Fig. 8.

Rolling pebbles signaling between precursor cells and FCMs is necessary to stabilize cell contacts and to initiate progression in fusion such as prefusion complex formation. In wild-type myoblasts fusion proceeds after adhesion of FCMs to precursor cells by forming the prefusion complex of paired vesicles followed by plaque formation of the opposing membranes and subsequent membrane breakdown. In rols mutants the initial adhesion of precursor cells with FCMs is observed but cells scatter instead of proceeding to prefusion complex formation, showing its first function before sns and blow but after the initial Duf function.


We thank W. Janning, A. Nose, the Drosophila Stock Centers in Bloomington and Umea for fly stocks, our colleagues M. Frasch, D. Kiehart and H. T. Nguyen for antibodies, and S. Abmayr for sns cDNA. We thank very much Sree Devi Menon and Bill Chia for communication and exchange of manuscripts prior to publication.
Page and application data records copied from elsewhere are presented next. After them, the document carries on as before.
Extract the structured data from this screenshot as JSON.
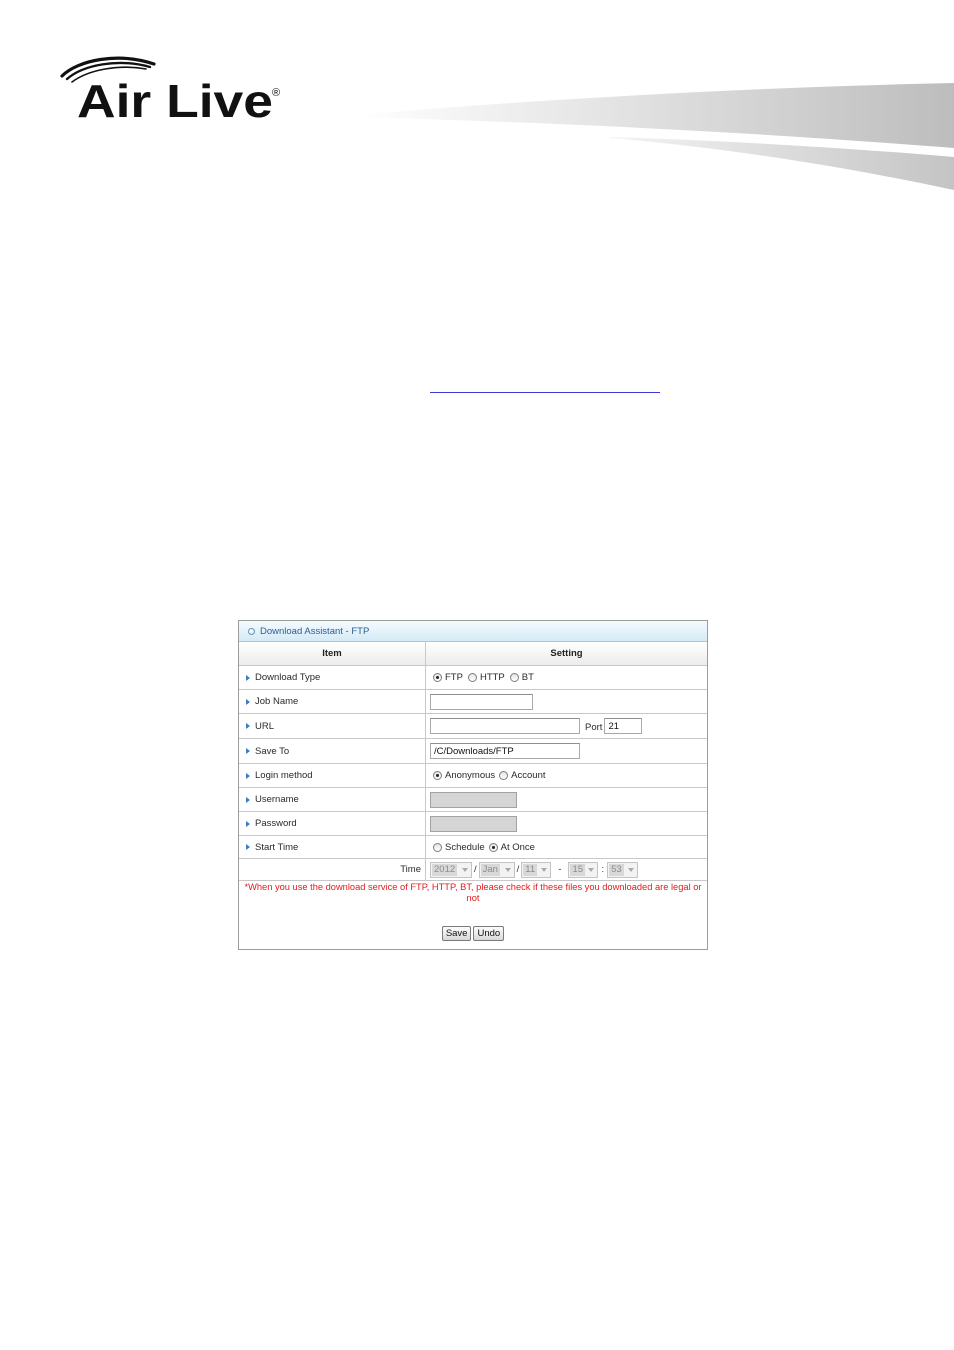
{
  "logo": {
    "text": "Air Live",
    "mark": "®"
  },
  "panel": {
    "title": "Download Assistant - FTP",
    "columns": {
      "item": "Item",
      "setting": "Setting"
    },
    "download_type": {
      "label": "Download Type",
      "options": [
        {
          "label": "FTP",
          "checked": true
        },
        {
          "label": "HTTP",
          "checked": false
        },
        {
          "label": "BT",
          "checked": false
        }
      ]
    },
    "job_name": {
      "label": "Job Name",
      "value": ""
    },
    "url": {
      "label": "URL",
      "value": "",
      "port_label": "Port",
      "port_value": "21"
    },
    "save_to": {
      "label": "Save To",
      "value": "/C/Downloads/FTP"
    },
    "login_method": {
      "label": "Login method",
      "options": [
        {
          "label": "Anonymous",
          "checked": true
        },
        {
          "label": "Account",
          "checked": false
        }
      ]
    },
    "username": {
      "label": "Username",
      "value": "",
      "disabled": true
    },
    "password": {
      "label": "Password",
      "value": "",
      "disabled": true
    },
    "start_time": {
      "label": "Start Time",
      "options": [
        {
          "label": "Schedule",
          "checked": false
        },
        {
          "label": "At Once",
          "checked": true
        }
      ]
    },
    "time": {
      "label": "Time",
      "year": "2012",
      "month": "Jan",
      "day": "11",
      "hour": "15",
      "minute": "53",
      "sep_date_1": "/",
      "sep_date_2": "/",
      "sep_date_time": "-",
      "sep_time": ":",
      "disabled": true
    },
    "note": "*When you use the download service of FTP, HTTP, BT, please check if these files you downloaded are legal or not",
    "buttons": {
      "save": "Save",
      "undo": "Undo"
    }
  },
  "icons": {
    "panel_header": "bullet-circle-icon",
    "row_marker": "triangle-right-icon",
    "select_arrow": "chevron-down-icon"
  },
  "colors": {
    "header_bg": "#d4eaf7",
    "title_text": "#2b5f8e",
    "row_marker": "#3b7dc4",
    "note_text": "#e31b1b",
    "link": "#3b3bd6"
  }
}
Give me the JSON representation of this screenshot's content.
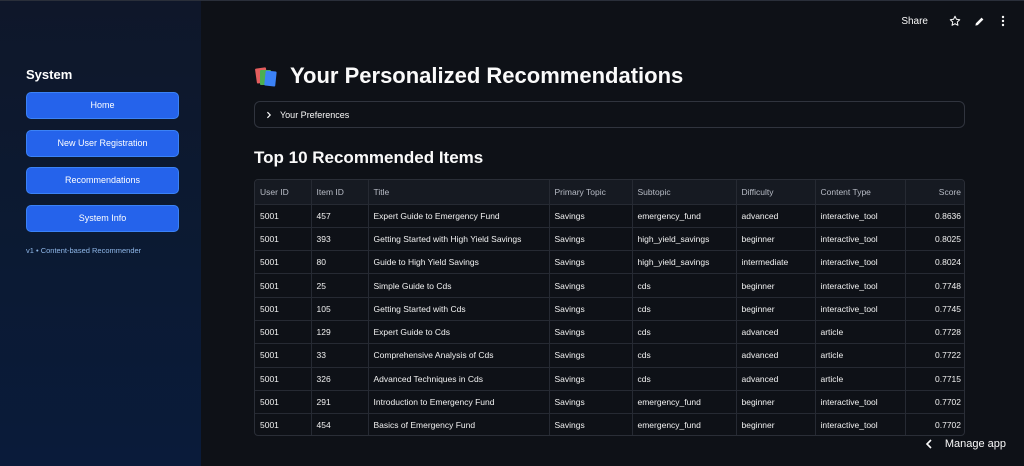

We are indebted to R. Klapper and W. Janning for communication of methods before publication and for supply of the daGAL4 strain. We thank Heike Sauer for excellent secretarial assistance, Peter Seum, Miriam Findt and Dominik Helmecke for technical assistance, and Thomas Kremser for technical advice. This research was supported by the Deutsche Forschungsgemeinschaft to R. R.-P. (Re 628/10-3 and 10-4, SFB 397), the Kerckhoff-Stiftung and the Fonds der Chemischen Industrie. A. M. M. is an Associate investigator of the Howard Hughes Medical Institute. This research was also supported by NSF grant (IBN-0077727) to J. B. S.


    • Accepted September 27, 2001.


View Abstract